Error parsing XSLT file: \xslt\FacebookOpenGraph.xslt First report: Cupra Born long-term test
Cookies on Businesscar

We use cookies to ensure that we give you the best experience on our website. If you continue without changing your settings, we will assume that you are happy to receive all cookies on the Business Car website. However, if you would like to, you can change your cookies at any time

BusinessCar magazine website email Awards mobile

The start point for the best source of fleet information

First report: Cupra Born long-term test

Date: 28 July 2022   |   Author: Martyn Collins

The Born is Cupra's first EV - but how will we get on living with one for six months?
Cupra Born V3 58kWh
P11D price: £39,140
As tested: £39,230
Official range: 260 miles
Our average consumption: 3.3 miles/kWh
Mileage: 1,520

One car that really stood out among those I drove last year was the Cupra Formentor. On top of its unusual crossover styling, the interior quality felt more Audi than Seat and the sense of style really appealed. So, when Cupra asked if we'd like to run their first EV on our long-term fleet, we quickly accepted and luckily, having to return the iX3 to BMW, it would be me running it.

One month in and almost 1,000 miles under the wheels of our Born and it's time to tell you my likes and dislikes of the new Cupra. 

Firstly, there's the Born's exterior styling. Yes, the links with Volkswagen's ID.3 are obvious, but the Cupra certainly has its own attractive and sporty sense of style, with the more aggressive shark-like nose, LED lights and the copper-tipped front airdam. At the side, I like the turbine-look of the standard 20in 'Hurricane' alloys and the unusual aerodynamic fin to the rear of the side skirt. At the back, the concave styling really appeals, together with the large rear roof spoiler and chunky diffuser. 

Then there is our choice of colour and what a colour it is. Called Aurora Blue, our Born is finished in the same colour as in all the adverts and promotional material. It is also the only option on this car, and at £840 it might not be as popular as the white and other metallic red, grey and silver options offered. This is a shame as I think it looks stunning and works well with the copper and grey body highlights. 

Inside, like the outside, the Born is based again on the ID.3. However, like my Formentor observation about its interior, with its Cupra interior's liberal use of man-made suede trim and copper highlights, the Born feels much more special and sportier inside than the Volkswagen. 

Another of the Born's sporty features, which I particularly like, are the one-piece sports seats, which on top of being super supportive and heated, have a massaging feature.

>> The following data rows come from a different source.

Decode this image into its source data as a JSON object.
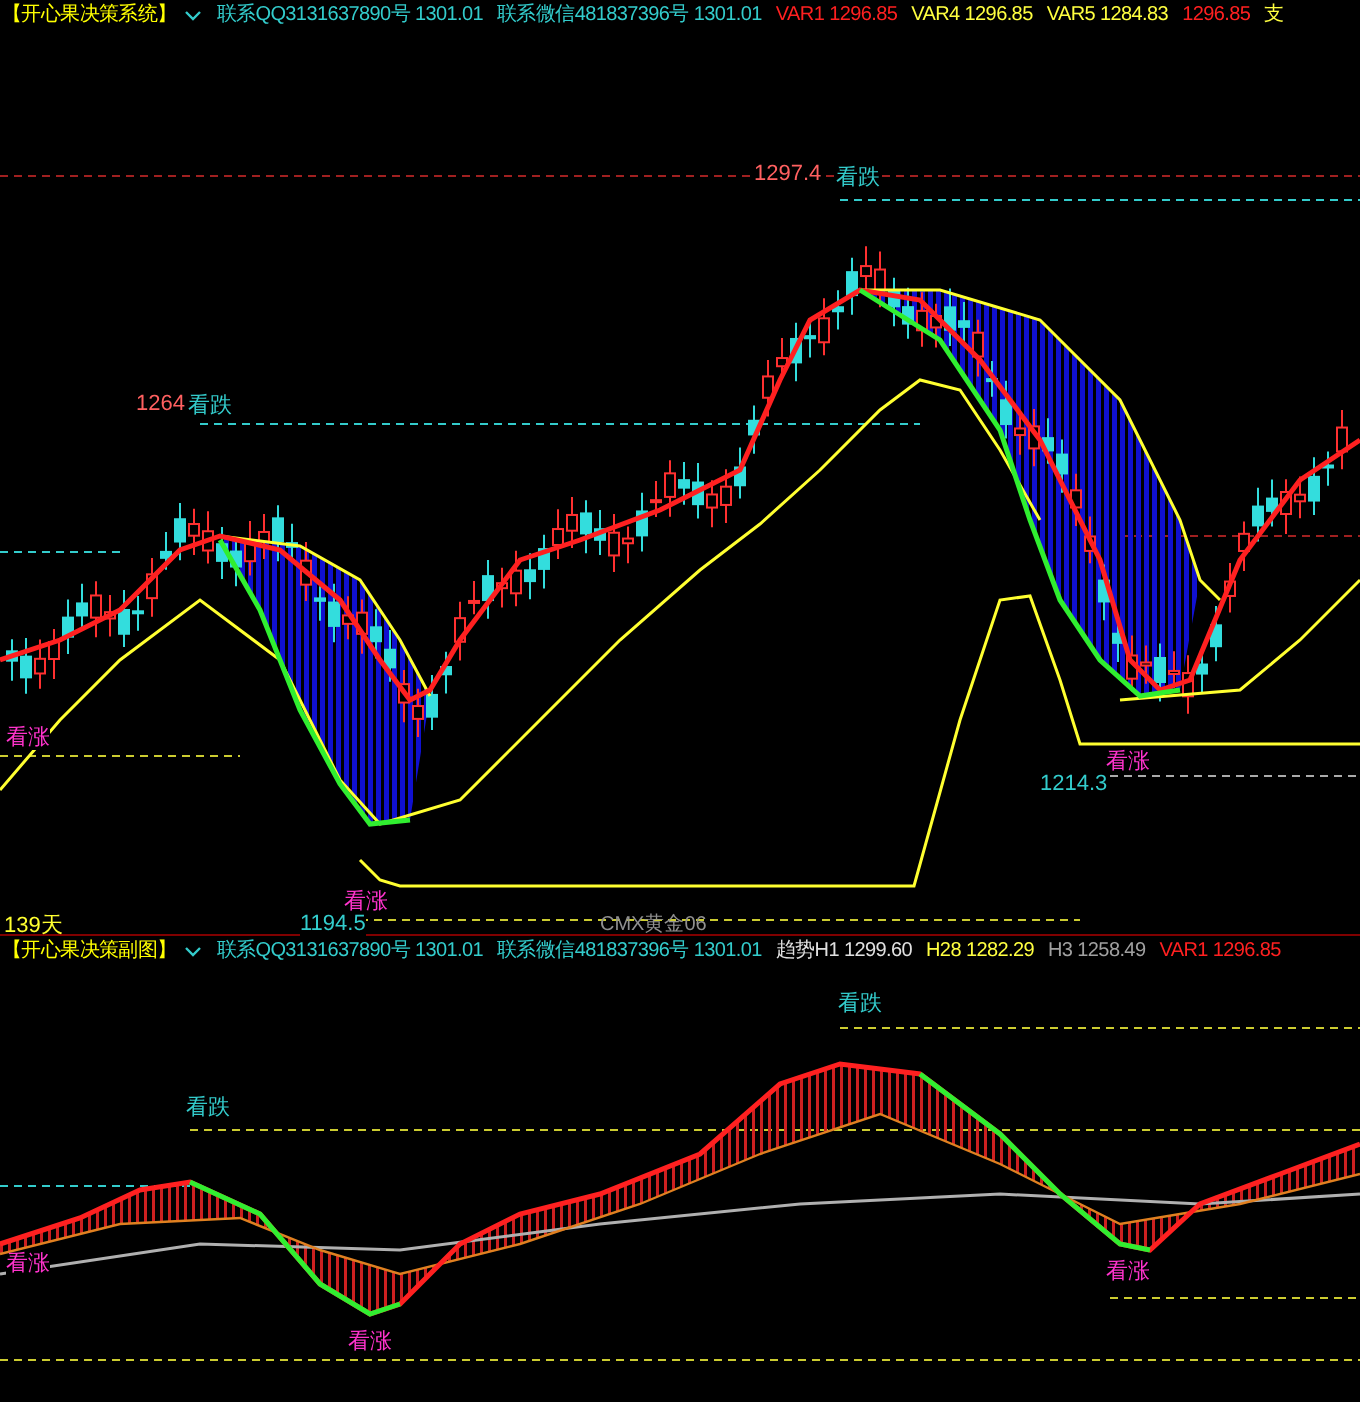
{
  "main_panel": {
    "header": [
      {
        "text": "【开心果决策系统】",
        "color": "#ffff00"
      },
      {
        "text": "联系QQ3131637890号 1301.01",
        "color": "#33cccc"
      },
      {
        "text": "联系微信481837396号 1301.01",
        "color": "#33cccc"
      },
      {
        "text": "VAR1 1296.85",
        "color": "#ff2020"
      },
      {
        "text": "VAR4 1296.85",
        "color": "#ffff40"
      },
      {
        "text": "VAR5 1284.83",
        "color": "#ffff40"
      },
      {
        "text": "1296.85",
        "color": "#ff2020"
      },
      {
        "text": "支",
        "color": "#ffff40"
      }
    ],
    "chart_labels": [
      {
        "text": "1297.4",
        "color": "#ff6060"
      },
      {
        "text": "看跌",
        "color": "#33cccc"
      },
      {
        "text": "1264",
        "color": "#ff6060"
      },
      {
        "text": "看跌",
        "color": "#33cccc"
      },
      {
        "text": "看涨",
        "color": "#ff33cc"
      },
      {
        "text": "1194.5",
        "color": "#33cccc"
      },
      {
        "text": "看涨",
        "color": "#ff33cc"
      },
      {
        "text": "1214.3",
        "color": "#33cccc"
      },
      {
        "text": "看涨",
        "color": "#ff33cc"
      }
    ],
    "period": "139天",
    "instrument": "CMX黄金06"
  },
  "sub_panel": {
    "header": [
      {
        "text": "【开心果决策副图】",
        "color": "#ffff00"
      },
      {
        "text": "联系QQ3131637890号 1301.01",
        "color": "#33cccc"
      },
      {
        "text": "联系微信481837396号 1301.01",
        "color": "#33cccc"
      },
      {
        "text": "趋势H1 1299.60",
        "color": "#e0e0e0"
      },
      {
        "text": "H28 1282.29",
        "color": "#ffff40"
      },
      {
        "text": "H3 1258.49",
        "color": "#a0a0a0"
      },
      {
        "text": "VAR1 1296.85",
        "color": "#ff2020"
      }
    ],
    "chart_labels": [
      {
        "text": "看跌",
        "color": "#33cccc"
      },
      {
        "text": "看跌",
        "color": "#33cccc"
      },
      {
        "text": "看涨",
        "color": "#ff33cc"
      },
      {
        "text": "看涨",
        "color": "#ff33cc"
      },
      {
        "text": "看涨",
        "color": "#ff33cc"
      }
    ]
  }
}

At the moment, I haven't quite worked out if this is a benefit, or if it's a bit of a gimmick - hopefully a few more long drives should answer that. My wife and children certainly seem to appreciate the back massage the passenger seat gives. 

So far, I haven't managed to match the claimed 260 miles WLTP range; instead 235 seems more the norm. We hope this will improve over the course of the loan, as this is considerably down over the  outgoing BMW. On the road, the Born's more direct steering and lowered suspension help it feel more engaging and fun than the Volkswagen, yet the ride still remains impressively comfortable and composed. Think more sophisticated than sporty. 

However, it is not all good news with the Born. My biggest issue with this car is the infotainment - perhaps I've been spoilt with the BMW? However, I can't help feeling that although it's better than I remember in the original ID.3 I drove coming up to two-years ago, it should be better in a car which is now costing nearly £40,000. My biggest problem with the 12in touchscreen is how slow it is to operate any of the functions - particularly first thing in the morning. 

The graphics and maps are not as easy to read either and then there's ventilation controls. These are also held in the screen and are not, in my opinion, particularly intuitive to operate. 

Having a conventional gear stick for gear selection has been a pleasure over the past five-months, so selecting gears by twisting the side of the small instrument panel is feeling quite alien now, but I am sure it's something I will get used during the time I have this car. 

When on the move, I sometimes find the brakes hard to modulate, plus I wish the 'B' drive mode gave more regen - allowing one pedal driving.

Our V3 is the top-of-the-range, but keyless unlocking and locking and a power-operated boot for convenience would be really appreciated on the equipment list. 

Overall, I'm already enjoying my time with the Born and am looking forward to unearthing more of its talents over the coming months.



Share


Subscribe